Sexy at 8: The trend of featuring sophisticated adult sitcoms in the onetime “Family Viewing Hour” accelerates this fall with the moving of “Roseanne,” “Ellen,” “Friends,” “Living Single,” “Martin” and “Cybill” to 8 p.m. slots and the scheduling of a new comedy (CBS’ “Bless This House”) starring blue comic Andrew Clay (no longer “Dice”).
This follows on the heels of the 8 o’clock success of shows like “Mad About You,” “Melrose Place,” “Beverly Hills, 90210” and “The Nanny.”
“There is a definite move away from mom and pop and the kids at that hour,” Croasdale said.
Families who may not want junior to be exposed to mature adult themes appear to be the losers. Hide the kids; this could get ugly.
Newsmagazines, reality shows tumble: ABC canceled “Day One,” Fox cut back “Cops” and “America’s Most Wanted” to a half-hour apiece, and no network has slated any new magazine hours or reality programs for the second consecutive fall.
“Unsolved Mysteries” inexplicably ticks on, and NBC has retained three different nights of “Dateline NBC.” But the fact-based genre is clearly wounded.
Sunday nights ain’t what they used to be: NBC’s moving of “Mad About You” and “Hope & Gloria” to 8 p.m. Sundays has changed the entire dynamic of a night until now dominated by CBS and its older-skewing “60 Minutes” and “Murder, She Wrote.”
Now, with CBS blinking and moving “Murder” to Thursdays, all bets are off, and Sundays have suddenly become safe for yuppies and other living things.
The onetime “Murder” time period has suddenly become the most competitive in television, matching “Mad About You” against CBS’ “Cybill,” Fox’s still-formidable “The Simpsons” and ABC’s “Lois & Clark: The New Adventures of Superman.”
Viewers over 50 need not apply: With the dramatic shift of CBS away from trying to be all things to all demographic groups, there is no network that puts a priority on serving older Americans because it just doesn’t pay.
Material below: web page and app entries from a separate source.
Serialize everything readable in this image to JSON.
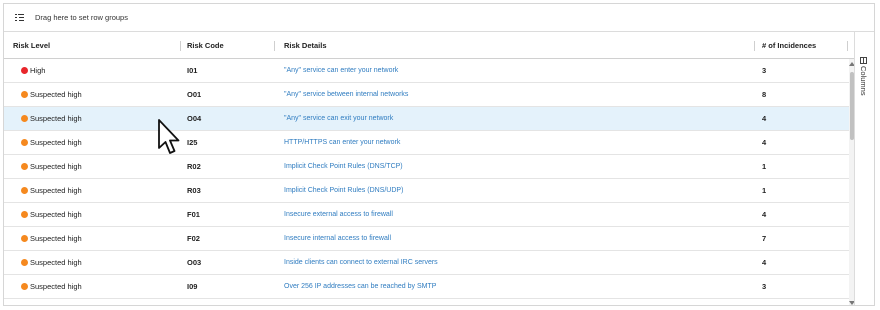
{
  "group_bar": {
    "text": "Drag here to set row groups",
    "icon": "row-groups-icon"
  },
  "columns": {
    "headers": [
      "Risk Level",
      "Risk Code",
      "Risk Details",
      "# of Incidences"
    ]
  },
  "side_panel": {
    "label": "Columns",
    "icon": "columns-icon"
  },
  "colors": {
    "high": "#e8262b",
    "suspected_high": "#f5891f",
    "link": "#2f7cc0",
    "selected_row": "#e4f2fb"
  },
  "rows": [
    {
      "level": "High",
      "severity": "high",
      "code": "I01",
      "details": "\"Any\" service can enter your network",
      "count": "3"
    },
    {
      "level": "Suspected high",
      "severity": "suspected_high",
      "code": "O01",
      "details": "\"Any\" service between internal networks",
      "count": "8"
    },
    {
      "level": "Suspected high",
      "severity": "suspected_high",
      "code": "O04",
      "details": "\"Any\" service can exit your network",
      "count": "4",
      "selected": true
    },
    {
      "level": "Suspected high",
      "severity": "suspected_high",
      "code": "I25",
      "details": "HTTP/HTTPS can enter your network",
      "count": "4"
    },
    {
      "level": "Suspected high",
      "severity": "suspected_high",
      "code": "R02",
      "details": "Implicit Check Point Rules (DNS/TCP)",
      "count": "1"
    },
    {
      "level": "Suspected high",
      "severity": "suspected_high",
      "code": "R03",
      "details": "Implicit Check Point Rules (DNS/UDP)",
      "count": "1"
    },
    {
      "level": "Suspected high",
      "severity": "suspected_high",
      "code": "F01",
      "details": "Insecure external access to firewall",
      "count": "4"
    },
    {
      "level": "Suspected high",
      "severity": "suspected_high",
      "code": "F02",
      "details": "Insecure internal access to firewall",
      "count": "7"
    },
    {
      "level": "Suspected high",
      "severity": "suspected_high",
      "code": "O03",
      "details": "Inside clients can connect to external IRC servers",
      "count": "4"
    },
    {
      "level": "Suspected high",
      "severity": "suspected_high",
      "code": "I09",
      "details": "Over 256 IP addresses can be reached by SMTP",
      "count": "3"
    }
  ]
}
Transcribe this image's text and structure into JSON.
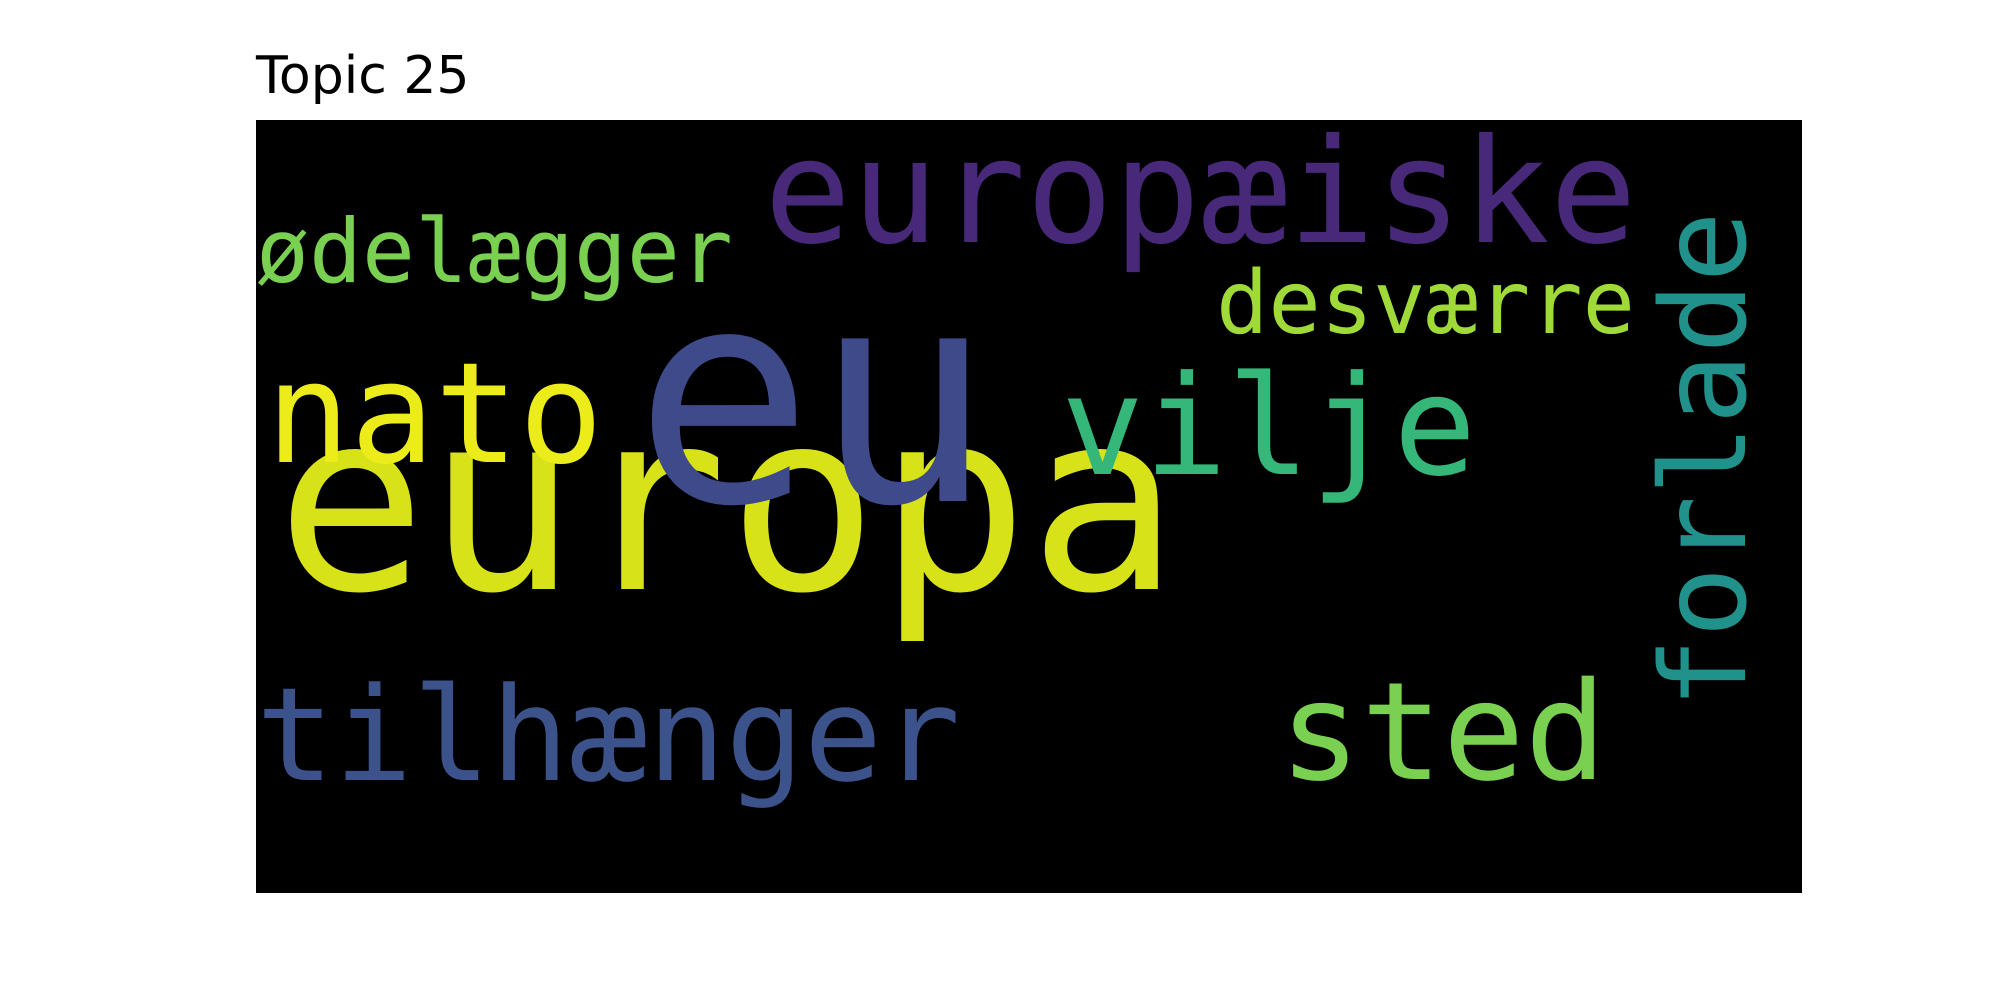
{
  "title": "Topic 25",
  "words": [
    {
      "text": "europa",
      "color": "#d8e219"
    },
    {
      "text": "eu",
      "color": "#3e4a89"
    },
    {
      "text": "europæiske",
      "color": "#482878"
    },
    {
      "text": "ødelægger",
      "color": "#7ad151"
    },
    {
      "text": "desværre",
      "color": "#a0da39"
    },
    {
      "text": "nato",
      "color": "#ecec1a"
    },
    {
      "text": "vilje",
      "color": "#35b779"
    },
    {
      "text": "forlade",
      "color": "#21918c"
    },
    {
      "text": "tilhænger",
      "color": "#3b528b"
    },
    {
      "text": "sted",
      "color": "#7ad151"
    }
  ]
}
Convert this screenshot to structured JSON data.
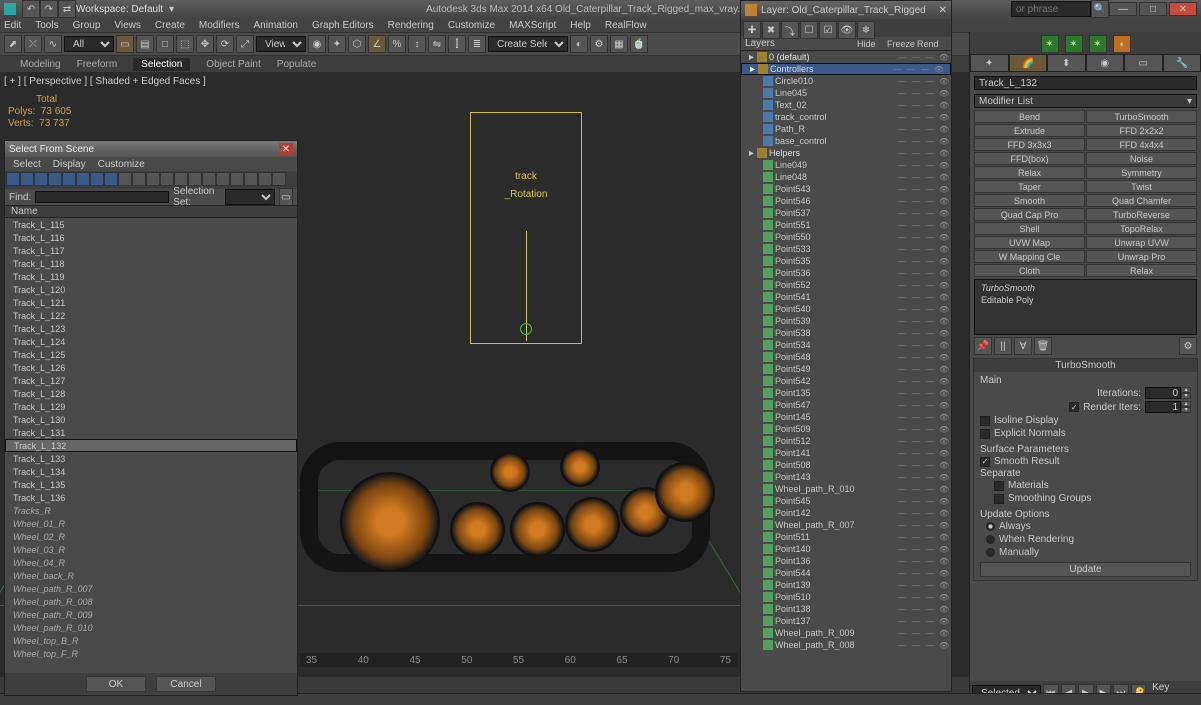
{
  "app": {
    "workspace_label": "Workspace: Default",
    "title_center": "Autodesk 3ds Max 2014 x64   Old_Caterpillar_Track_Rigged_max_vray.max",
    "search_placeholder": "or phrase"
  },
  "menu": [
    "Edit",
    "Tools",
    "Group",
    "Views",
    "Create",
    "Modifiers",
    "Animation",
    "Graph Editors",
    "Rendering",
    "Customize",
    "MAXScript",
    "Help",
    "RealFlow"
  ],
  "toolbar": {
    "all_label": "All",
    "view_label": "View",
    "create_sel_label": "Create Selection S"
  },
  "ribbon": [
    "Modeling",
    "Freeform",
    "Selection",
    "Object Paint",
    "Populate"
  ],
  "ribbon_active": 2,
  "viewport": {
    "label": "[ + ] [ Perspective ] [ Shaded + Edged Faces ]",
    "stats_head": "Total",
    "polys_label": "Polys:",
    "polys": "73 605",
    "verts_label": "Verts:",
    "verts": "73 737",
    "helper_line1": "track",
    "helper_line2": "_Rotation"
  },
  "timeline_ticks": [
    "35",
    "40",
    "45",
    "50",
    "55",
    "60",
    "65",
    "70",
    "75"
  ],
  "select_from_scene": {
    "title": "Select From Scene",
    "menu": [
      "Select",
      "Display",
      "Customize"
    ],
    "find_label": "Find:",
    "selset_label": "Selection Set:",
    "name_header": "Name",
    "ok": "OK",
    "cancel": "Cancel",
    "selected_index": 22,
    "items": [
      "Track_L_115",
      "Track_L_116",
      "Track_L_117",
      "Track_L_118",
      "Track_L_119",
      "Track_L_120",
      "Track_L_121",
      "Track_L_122",
      "Track_L_123",
      "Track_L_124",
      "Track_L_125",
      "Track_L_126",
      "Track_L_127",
      "Track_L_128",
      "Track_L_129",
      "Track_L_130",
      "Track_L_131",
      "Track_L_132",
      "Track_L_133",
      "Track_L_134",
      "Track_L_135",
      "Track_L_136",
      "Tracks_R",
      "Wheel_01_R",
      "Wheel_02_R",
      "Wheel_03_R",
      "Wheel_04_R",
      "Wheel_back_R",
      "Wheel_path_R_007",
      "Wheel_path_R_008",
      "Wheel_path_R_009",
      "Wheel_path_R_010",
      "Wheel_top_B_R",
      "Wheel_top_F_R"
    ],
    "italic_from": 22
  },
  "layer_dialog": {
    "title": "Layer: Old_Caterpillar_Track_Rigged",
    "header_layers": "Layers",
    "col_hide": "Hide",
    "col_freeze": "Freeze",
    "col_render": "Rend",
    "items": [
      {
        "depth": 0,
        "type": "layer",
        "name": "0 (default)"
      },
      {
        "depth": 0,
        "type": "layer",
        "name": "Controllers",
        "sel": true
      },
      {
        "depth": 1,
        "type": "shape",
        "name": "Circle010"
      },
      {
        "depth": 1,
        "type": "shape",
        "name": "Line045"
      },
      {
        "depth": 1,
        "type": "shape",
        "name": "Text_02"
      },
      {
        "depth": 1,
        "type": "shape",
        "name": "track_control"
      },
      {
        "depth": 1,
        "type": "shape",
        "name": "Path_R"
      },
      {
        "depth": 1,
        "type": "shape",
        "name": "base_control"
      },
      {
        "depth": 0,
        "type": "layer",
        "name": "Helpers"
      },
      {
        "depth": 1,
        "type": "helper",
        "name": "Line049"
      },
      {
        "depth": 1,
        "type": "helper",
        "name": "Line048"
      },
      {
        "depth": 1,
        "type": "helper",
        "name": "Point543"
      },
      {
        "depth": 1,
        "type": "helper",
        "name": "Point546"
      },
      {
        "depth": 1,
        "type": "helper",
        "name": "Point537"
      },
      {
        "depth": 1,
        "type": "helper",
        "name": "Point551"
      },
      {
        "depth": 1,
        "type": "helper",
        "name": "Point550"
      },
      {
        "depth": 1,
        "type": "helper",
        "name": "Point533"
      },
      {
        "depth": 1,
        "type": "helper",
        "name": "Point535"
      },
      {
        "depth": 1,
        "type": "helper",
        "name": "Point536"
      },
      {
        "depth": 1,
        "type": "helper",
        "name": "Point552"
      },
      {
        "depth": 1,
        "type": "helper",
        "name": "Point541"
      },
      {
        "depth": 1,
        "type": "helper",
        "name": "Point540"
      },
      {
        "depth": 1,
        "type": "helper",
        "name": "Point539"
      },
      {
        "depth": 1,
        "type": "helper",
        "name": "Point538"
      },
      {
        "depth": 1,
        "type": "helper",
        "name": "Point534"
      },
      {
        "depth": 1,
        "type": "helper",
        "name": "Point548"
      },
      {
        "depth": 1,
        "type": "helper",
        "name": "Point549"
      },
      {
        "depth": 1,
        "type": "helper",
        "name": "Point542"
      },
      {
        "depth": 1,
        "type": "helper",
        "name": "Point135"
      },
      {
        "depth": 1,
        "type": "helper",
        "name": "Point547"
      },
      {
        "depth": 1,
        "type": "helper",
        "name": "Point145"
      },
      {
        "depth": 1,
        "type": "helper",
        "name": "Point509"
      },
      {
        "depth": 1,
        "type": "helper",
        "name": "Point512"
      },
      {
        "depth": 1,
        "type": "helper",
        "name": "Point141"
      },
      {
        "depth": 1,
        "type": "helper",
        "name": "Point508"
      },
      {
        "depth": 1,
        "type": "helper",
        "name": "Point143"
      },
      {
        "depth": 1,
        "type": "helper",
        "name": "Wheel_path_R_010"
      },
      {
        "depth": 1,
        "type": "helper",
        "name": "Point545"
      },
      {
        "depth": 1,
        "type": "helper",
        "name": "Point142"
      },
      {
        "depth": 1,
        "type": "helper",
        "name": "Wheel_path_R_007"
      },
      {
        "depth": 1,
        "type": "helper",
        "name": "Point511"
      },
      {
        "depth": 1,
        "type": "helper",
        "name": "Point140"
      },
      {
        "depth": 1,
        "type": "helper",
        "name": "Point136"
      },
      {
        "depth": 1,
        "type": "helper",
        "name": "Point544"
      },
      {
        "depth": 1,
        "type": "helper",
        "name": "Point139"
      },
      {
        "depth": 1,
        "type": "helper",
        "name": "Point510"
      },
      {
        "depth": 1,
        "type": "helper",
        "name": "Point138"
      },
      {
        "depth": 1,
        "type": "helper",
        "name": "Point137"
      },
      {
        "depth": 1,
        "type": "helper",
        "name": "Wheel_path_R_009"
      },
      {
        "depth": 1,
        "type": "helper",
        "name": "Wheel_path_R_008"
      }
    ]
  },
  "command_panel": {
    "object_name": "Track_L_132",
    "modifier_list_label": "Modifier List",
    "modbuttons": [
      "Bend",
      "TurboSmooth",
      "Extrude",
      "FFD 2x2x2",
      "FFD 3x3x3",
      "FFD 4x4x4",
      "FFD(box)",
      "Noise",
      "Relax",
      "Symmetry",
      "Taper",
      "Twist",
      "Smooth",
      "Quad Chamfer",
      "Quad Cap Pro",
      "TurboReverse",
      "Shell",
      "TopoRelax",
      "UVW Map",
      "Unwrap UVW",
      "W Mapping Cle",
      "Unwrap Pro",
      "Cloth",
      "Relax"
    ],
    "stack": [
      "TurboSmooth",
      "Editable Poly"
    ],
    "rollout_title": "TurboSmooth",
    "main_label": "Main",
    "iterations_label": "Iterations:",
    "iterations_value": "0",
    "render_iters_label": "Render Iters:",
    "render_iters_value": "1",
    "isoline_label": "Isoline Display",
    "explicit_label": "Explicit Normals",
    "surface_params": "Surface Parameters",
    "smooth_result": "Smooth Result",
    "separate_label": "Separate",
    "materials_label": "Materials",
    "smoothing_groups_label": "Smoothing Groups",
    "update_options": "Update Options",
    "always_label": "Always",
    "when_rendering_label": "When Rendering",
    "manually_label": "Manually",
    "update_btn": "Update"
  },
  "statusbar": {
    "selected_label": "Selected",
    "keyfilters_label": "Key Filters..."
  }
}
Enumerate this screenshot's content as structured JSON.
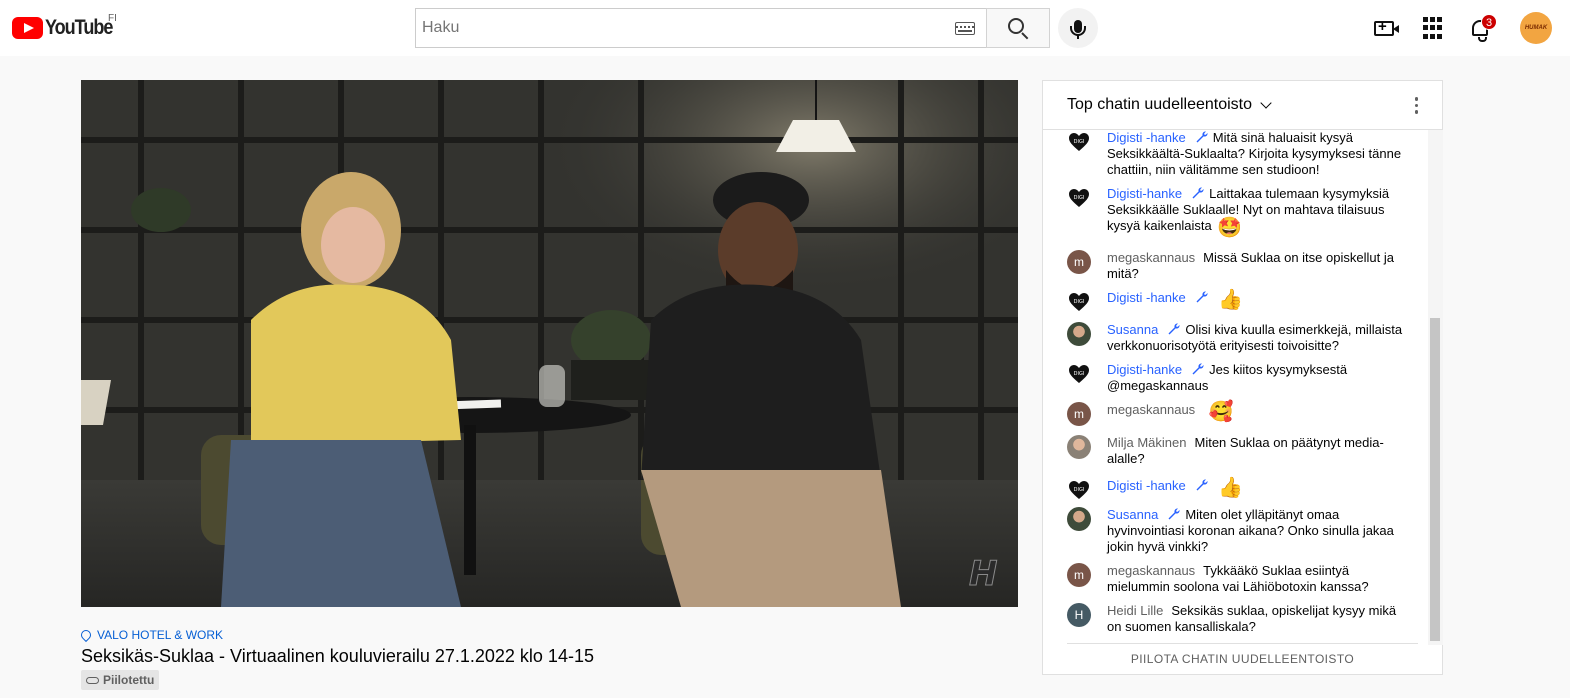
{
  "header": {
    "logo_text": "YouTube",
    "country_code": "FI",
    "search_placeholder": "Haku",
    "notification_count": "3",
    "avatar_label": "HUMAK"
  },
  "video": {
    "location": "VALO HOTEL & WORK",
    "title": "Seksikäs-Suklaa - Virtuaalinen kouluvierailu 27.1.2022 klo 14-15",
    "visibility": "Piilotettu"
  },
  "chat": {
    "header_title": "Top chatin uudelleentoisto",
    "footer_label": "PIILOTA CHATIN UUDELLEENTOISTO",
    "messages": [
      {
        "author": "Digisti -hanke",
        "text": "Mitä sinä haluaisit kysyä Seksikkäältä-Suklaalta? Kirjoita kysymyksesi tänne chattiin, niin välitämme sen studioon!",
        "owner": true,
        "avatar": "heart"
      },
      {
        "author": "Digisti-hanke",
        "text": "Laittakaa tulemaan kysymyksiä Seksikkäälle Suklaalle! Nyt on mahtava tilaisuus kysyä kaikenlaista",
        "emoji": "🤩",
        "owner": true,
        "avatar": "heart"
      },
      {
        "author": "megaskannaus",
        "text": "Missä Suklaa on itse opiskellut ja mitä?",
        "owner": false,
        "avatar": "m"
      },
      {
        "author": "Digisti -hanke",
        "text": "",
        "emoji": "👍",
        "owner": true,
        "avatar": "heart"
      },
      {
        "author": "Susanna",
        "text": "Olisi kiva kuulla esimerkkejä, millaista verkkonuorisotyötä erityisesti toivoisitte?",
        "owner": true,
        "avatar": "photo1"
      },
      {
        "author": "Digisti-hanke",
        "text": "Jes kiitos kysymyksestä @megaskannaus",
        "owner": true,
        "avatar": "heart"
      },
      {
        "author": "megaskannaus",
        "text": "",
        "emoji": "🥰",
        "owner": false,
        "avatar": "m"
      },
      {
        "author": "Milja Mäkinen",
        "text": "Miten Suklaa on päätynyt media-alalle?",
        "owner": false,
        "avatar": "photo2"
      },
      {
        "author": "Digisti -hanke",
        "text": "",
        "emoji": "👍",
        "owner": true,
        "avatar": "heart"
      },
      {
        "author": "Susanna",
        "text": "Miten olet ylläpitänyt omaa hyvinvointiasi koronan aikana? Onko sinulla jakaa jokin hyvä vinkki?",
        "owner": true,
        "avatar": "photo1"
      },
      {
        "author": "megaskannaus",
        "text": "Tykkääkö Suklaa esiintyä mielummin soolona vai Lähiöbotoxin kanssa?",
        "owner": false,
        "avatar": "m"
      },
      {
        "author": "Heidi Lille",
        "text": "Seksikäs suklaa, opiskelijat kysyy mikä on suomen kansalliskala?",
        "owner": false,
        "avatar": "H"
      }
    ]
  },
  "colors": {
    "owner_blue": "#2962ff",
    "link_blue": "#065fd4",
    "brand_red": "#ff0000"
  }
}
Advertisers covet the 18-to-49 audience most, and every network is thus dedicated to the youth movement pioneered by - of all networks - Fox. Until the research proves that middle-agers and seniors are consumers, too, the focus won’t be changing anytime soon.